:: Input ::
★ ★ ★ ★ ★

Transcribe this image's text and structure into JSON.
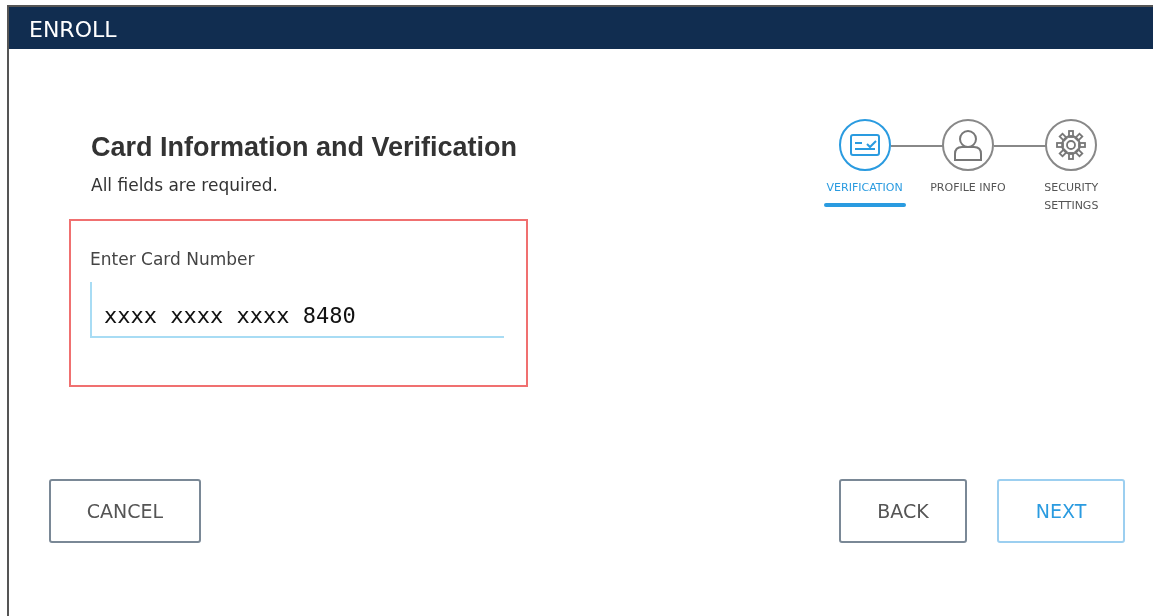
{
  "window": {
    "title": "ENROLL"
  },
  "heading": "Card Information and Verification",
  "subheading": "All fields are required.",
  "steps": [
    {
      "label": "VERIFICATION",
      "kind": "card",
      "selected": true
    },
    {
      "label": "PROFILE INFO",
      "kind": "person",
      "selected": false
    },
    {
      "label": "SECURITY SETTINGS",
      "kind": "gear",
      "selected": false
    }
  ],
  "card_field": {
    "label": "Enter Card Number",
    "value": "xxxx xxxx xxxx 8480",
    "highlighted": true
  },
  "buttons": [
    {
      "label": "CANCEL",
      "kind": "cancel"
    },
    {
      "label": "BACK",
      "kind": "back"
    },
    {
      "label": "NEXT",
      "kind": "next"
    }
  ]
}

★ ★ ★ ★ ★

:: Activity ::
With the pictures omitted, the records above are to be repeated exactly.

:: Response to this task ::
Transcribe this image's text and structure into JSON.
{
  "window": {
    "title": "ENROLL"
  },
  "heading": "Card Information and Verification",
  "subheading": "All fields are required.",
  "steps": [
    {
      "label": "VERIFICATION",
      "kind": "card",
      "selected": true
    },
    {
      "label": "PROFILE INFO",
      "kind": "person",
      "selected": false
    },
    {
      "label": "SECURITY SETTINGS",
      "kind": "gear",
      "selected": false
    }
  ],
  "card_field": {
    "label": "Enter Card Number",
    "value": "xxxx xxxx xxxx 8480",
    "highlighted": true
  },
  "buttons": [
    {
      "label": "CANCEL",
      "kind": "cancel"
    },
    {
      "label": "BACK",
      "kind": "back"
    },
    {
      "label": "NEXT",
      "kind": "next"
    }
  ]
}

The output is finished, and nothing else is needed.